Alida (Ada) Renan started sculpting in the 80s in Vancouver, Canada where she lived for several years. She took Art classes at The University of British Columbia (UBC) and sculpted in soap-stone, in an atelier. Throughout the years she continued her theoretical professional growth while knowing that one day she will return back to her “first love”. Since 2001, Alida returned to sculpting with much passion and energy. She attended professional classes and sculpted in a few ateliers as well as in her own.

In her impressive bronze sculptures one can sense the theme of bondage and freedom, ties and individualism. A central motif - the rope, in its varied manifestations, carries with it different meanings. While some of her work is figurative and other abstract, all are powerful and sensual, and convey a constant sense of movement which can not leave one indifferent.

Alida's bronze sculptures are part of several private collections in New York, London, Moscow, Singapore, the Dominican Republic and Tel-Aviv. Her work is currently on display at the "Chrysalis" Gallery in Southampton, New York, at the "Art Facet" gallery in Singapore and at her own gallery "Alida bronze sculptures" in Tel Aviv.

Read below the words of Art Advisor & Curator A. Gishes about Alida Bronze Sculptures: 

Bronze Harmony

Alida (Ada) Renan's bronze sculptures glide smoothly between Figurative Realism and Abstract Cubism. The central motif in Alida's work is the human figure, and especially the female figure. It can appear alone or as part of a group. But even if it stands alone, it never is. The figure interacts with its environment as well as with the viewer, inviting him to enter its inner world.

Group sculptures are characterized by harmonious attachments. The figures are interrelated by bonds of love and/ or partnership, and present a perfect collaboration with each other, the space around them and with the viewer.
Indeed Alida deals a lot with the collaboration of her figures with the space around them, and the gaps between their different parts. This "game" of positive-negative invites the viewer to use his own imagination and "play along".

The virtuoso use of rope in Alida's sculptures reflects the complex duality between bondage and freedom. With the use of the rope in different aspects, the artist reflects the complexity of life, and shows that the same elements that bind us also set us free and vice versa. This duality runs symbolically through many of Alida's sculptures.
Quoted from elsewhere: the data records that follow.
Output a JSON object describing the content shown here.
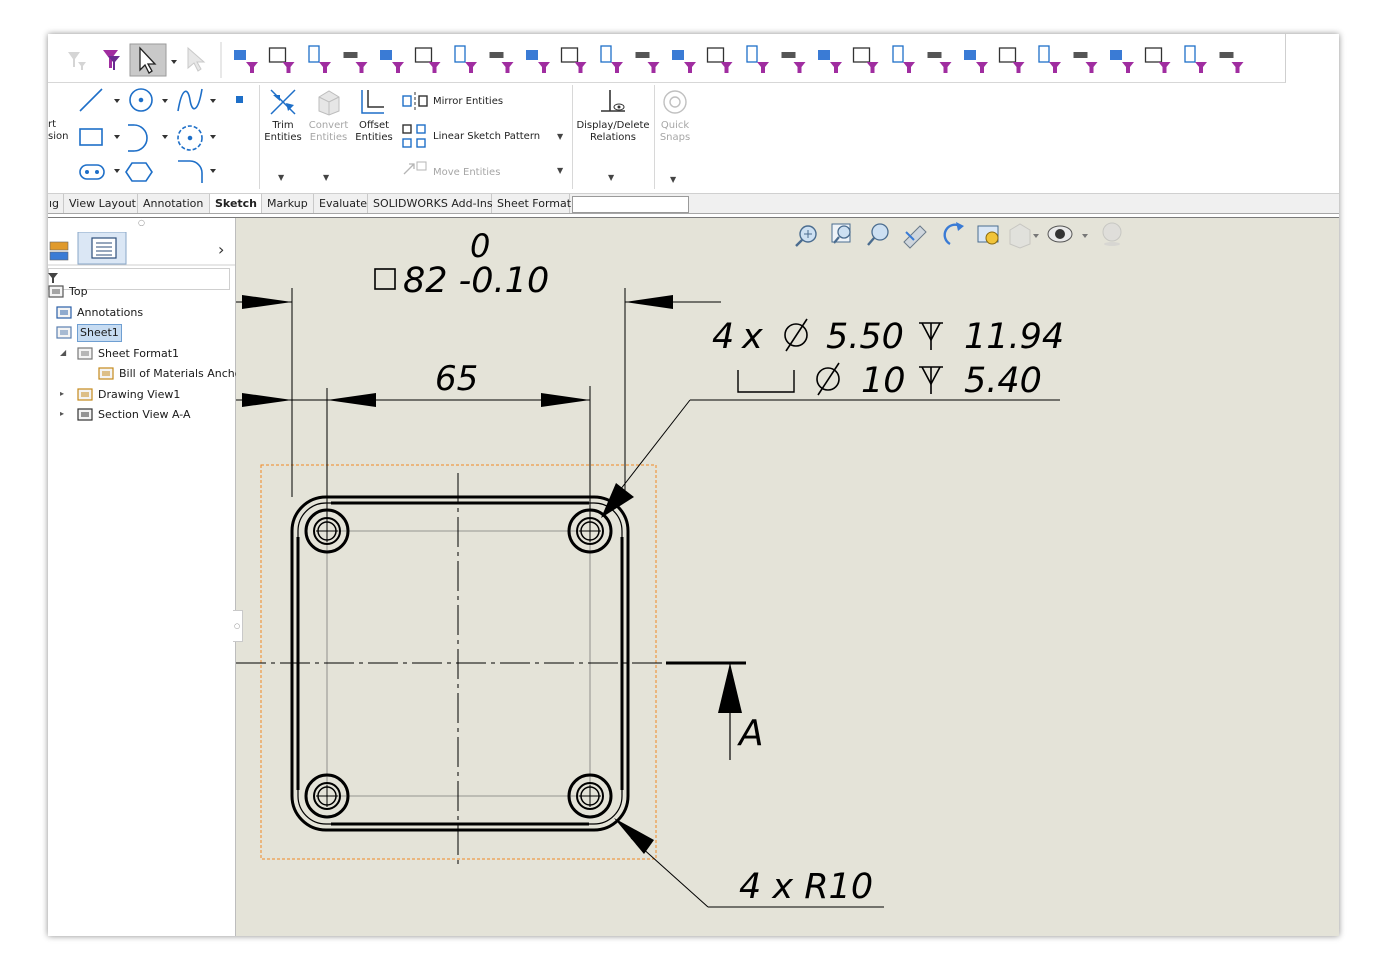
{
  "ribbon": {
    "left_partial_labels": [
      "rt",
      "sion"
    ],
    "trim_label": [
      "Trim",
      "Entities"
    ],
    "convert_label": [
      "Convert",
      "Entities"
    ],
    "offset_label": [
      "Offset",
      "Entities"
    ],
    "mirror_label": "Mirror Entities",
    "linear_pattern_label": "Linear Sketch Pattern",
    "move_label": "Move Entities",
    "relations_label": [
      "Display/Delete",
      "Relations"
    ],
    "quick_snaps_label": [
      "Quick",
      "Snaps"
    ]
  },
  "tabs": [
    {
      "label": "ıg",
      "active": false
    },
    {
      "label": "View Layout",
      "active": false
    },
    {
      "label": "Annotation",
      "active": false
    },
    {
      "label": "Sketch",
      "active": true
    },
    {
      "label": "Markup",
      "active": false
    },
    {
      "label": "Evaluate",
      "active": false
    },
    {
      "label": "SOLIDWORKS Add-Ins",
      "active": false
    },
    {
      "label": "Sheet Format",
      "active": false
    }
  ],
  "tree": {
    "items": [
      {
        "label": "Top",
        "icon": "drawing-icon"
      },
      {
        "label": "Annotations",
        "icon": "annotations-icon"
      },
      {
        "label": "Sheet1",
        "icon": "sheet-icon",
        "selected": true
      },
      {
        "label": "Sheet Format1",
        "icon": "sheet-format-icon",
        "expanded": true
      },
      {
        "label": "Bill of Materials Anchor",
        "icon": "bom-anchor-icon"
      },
      {
        "label": "Drawing View1",
        "icon": "drawing-view-icon",
        "expanded": false
      },
      {
        "label": "Section View A-A",
        "icon": "section-view-icon",
        "expanded": false
      }
    ],
    "expand_arrow": "›"
  },
  "drawing": {
    "dim_tolerance_upper": "0",
    "dim_overall": "82 -0.10",
    "dim_hole_spacing": "65",
    "hole_callout_count": "4",
    "hole_callout_x": "x",
    "hole_diameter": "5.50",
    "hole_depth": "11.94",
    "cbore_diameter": "10",
    "cbore_depth": "5.40",
    "section_label": "A",
    "fillet_callout": "4 x R10"
  },
  "colors": {
    "canvas": "#e4e3d8",
    "filter_funnel": "#a02da0",
    "accent_blue": "#1e6fc8",
    "selection_orange": "#f08a24"
  }
}
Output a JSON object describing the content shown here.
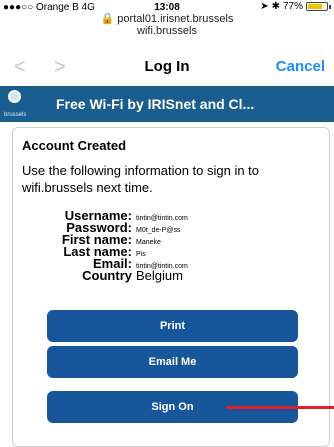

Well aware of the solid nature of bronze, Alida found the way of giving life and softness to her bronze sculptures. She recruits the motif of movement to her aid. Her sculptures are designed with flowing and continuous lines. Even her most Cubist sculptures are characterized by soft angles and curvy lines. These lines give sensuality to many of her female figures. But that is not all – Alida's smooth, well finished surfaces add to the sense of softness and sensuality as well. Warmth is provided by the hues of patinas, carefully chosen for each sculpture. Sometimes various patina colors are combined to suit different parts of a sculpture.

Clearly evident in her bronze sculptures is Alida's love of Naïve Art. A noticeable influence is that of the Colombian artist Fernando Botero. This influence is mostly noticed in the depiction of female figures. These are often characterized with gracious roundness, and chubbiness that raises a smile upon the viewer's face.
Alida manages to keep balance between all the dualities in her work, and all live together in harmony: the abstract and the realistic, the individual and the group, freedom and bondage, immobility and movement, naivety and sensuality.